In addition, the nil-rate band would no longer be available for lifetime transfers. Instead, it will available only on death as a ‘Death Allowance’ of £325,000.
Justification? This is based upon evidence that the average smaller household makes lifetime gifts of under £5,000 per annum and thus would fall well into the bracket.
Effect? This proposal effectively abolishes the ability to make a potentially exempt transfer of unlimited value. Instead, any gifts which exceed the £30,000 annual allowance would be immediately liable to tax of 10%.
It would however also mean that lifetime gifts would not affect the tax payable on death. This would avoid the current need for executors to identify all gifts made over £3,000 within 7 years of the death and thus make their role easier to perform.
CGT tax-free death uplift
In addition, the principle that no CGT is payable upon death (known as the ‘tax-fee CGT uplift on death’) would be abolished.
Effect? The recipient of any gift or inheritance would inherit the donor’s base cost, not the value at date of death.
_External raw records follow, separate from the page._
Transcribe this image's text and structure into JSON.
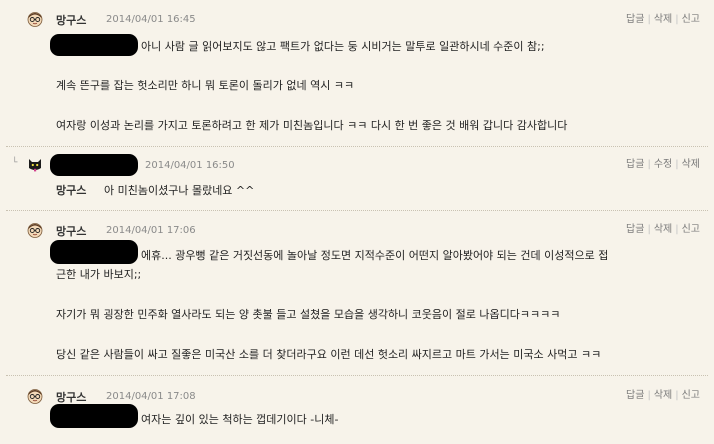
{
  "comments": [
    {
      "author": "망구스",
      "date": "2014/04/01 16:45",
      "actions": [
        "답글",
        "삭제",
        "신고"
      ],
      "lines": [
        "아니 사람 글 읽어보지도 않고 팩트가 없다는 둥 시비거는 말투로 일관하시네 수준이 참;;",
        "계속 뜬구를 잡는 헛소리만 하니 뭐 토론이 돌리가 없네 역시 ㅋㅋ",
        "여자랑 이성과 논리를 가지고 토론하려고 한 제가 미친놈입니다 ㅋㅋ 다시 한 번 좋은 것 배워 갑니다 감사합니다"
      ]
    },
    {
      "author": "",
      "date": "2014/04/01 16:50",
      "actions": [
        "답글",
        "수정",
        "삭제"
      ],
      "reply_author": "망구스",
      "lines": [
        "아 미친놈이셨구나 몰랐네요 ^^"
      ]
    },
    {
      "author": "망구스",
      "date": "2014/04/01 17:06",
      "actions": [
        "답글",
        "삭제",
        "신고"
      ],
      "lines": [
        "에휴... 광우뻥 같은 거짓선동에 놀아날 정도면 지적수준이 어떤지 알아봤어야 되는 건데 이성적으로 접",
        "근한 내가 바보지;;",
        "자기가 뭐 굉장한 민주화 열사라도 되는 양 촛불 들고 설쳤을 모습을 생각하니 코웃음이 절로 나옵디다ㅋㅋㅋㅋ",
        "당신 같은 사람들이 싸고 질좋은 미국산 소를 더 찾더라구요 이런 데선 헛소리 싸지르고 마트 가서는 미국소 사먹고 ㅋㅋ"
      ]
    },
    {
      "author": "망구스",
      "date": "2014/04/01 17:08",
      "actions": [
        "답글",
        "삭제",
        "신고"
      ],
      "lines": [
        "여자는 깊이 있는 척하는 껍데기이다 -니체-"
      ]
    }
  ]
}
Therefore, if they were to sell the asset, they would pay tax on their gain and the deceased’s gain.
Recommendation 2: Greater power given to HMRC and HM Treasury
The APPG have also suggested the introduction of compulsory reporting of lifetime gifts in excess of £3,000.
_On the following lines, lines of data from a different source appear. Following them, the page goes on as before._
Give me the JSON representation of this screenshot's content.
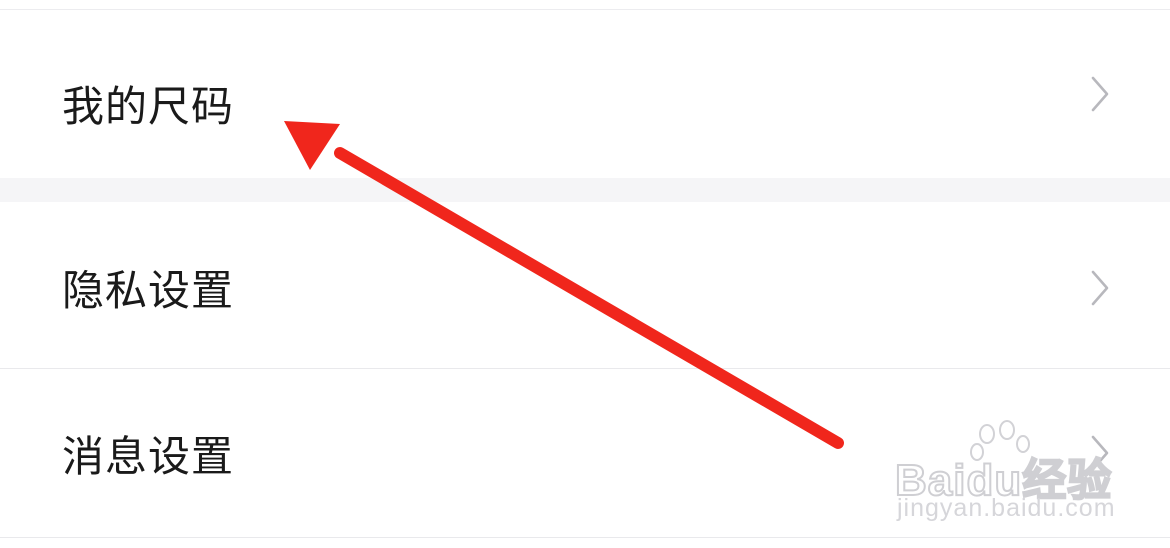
{
  "settings": {
    "items": [
      {
        "label": "我的尺码"
      },
      {
        "label": "隐私设置"
      },
      {
        "label": "消息设置"
      }
    ]
  },
  "icons": {
    "chevron": "chevron-right-icon",
    "annotation": "red-arrow"
  },
  "colors": {
    "background": "#ffffff",
    "section_gap": "#f5f5f7",
    "text": "#1a1a1a",
    "chevron": "#b8b8bd",
    "annotation_arrow": "#f0261c"
  },
  "watermark": {
    "main": "Baidu经验",
    "sub": "jingyan.baidu.com"
  }
}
Justification? At present, HMRC has limited information of untaxed lifetime gifts as most do not need to be declared, for instance because the donor has survived 7 years.
Effect? This means that that any gift over the current £3,000 threshold (or a new threshold set by the Government) would need to be reported to HMRC, even if the gift is not immediately taxed.
Overall, the OTS and APPG have produced comprehensive reviews particularly in light of the wide range of opinion on the current tax regime.
On the face of it, the recommendations proposed by the report would simplify the design of inheritance tax albeit with consequences which could prove to disadvantage taxpayers if the proposals were agreed and be impractical in practice.
It should be remembered that there is no guarantee that the government will necessarily adopt any of the recommendations made by the OTS or APPG. However, following Britain’s formal exit from the EU and the 10-month transition period ahead, the question arises of when the recommendations will reach parliamentary debate… if at all?
Consistent with our policy when giving comment and advice on a non-specific basis, we cannot assume legal responsibility for the accuracy of any particular statement. In the case of specific problems we recommend that professional advice be sought.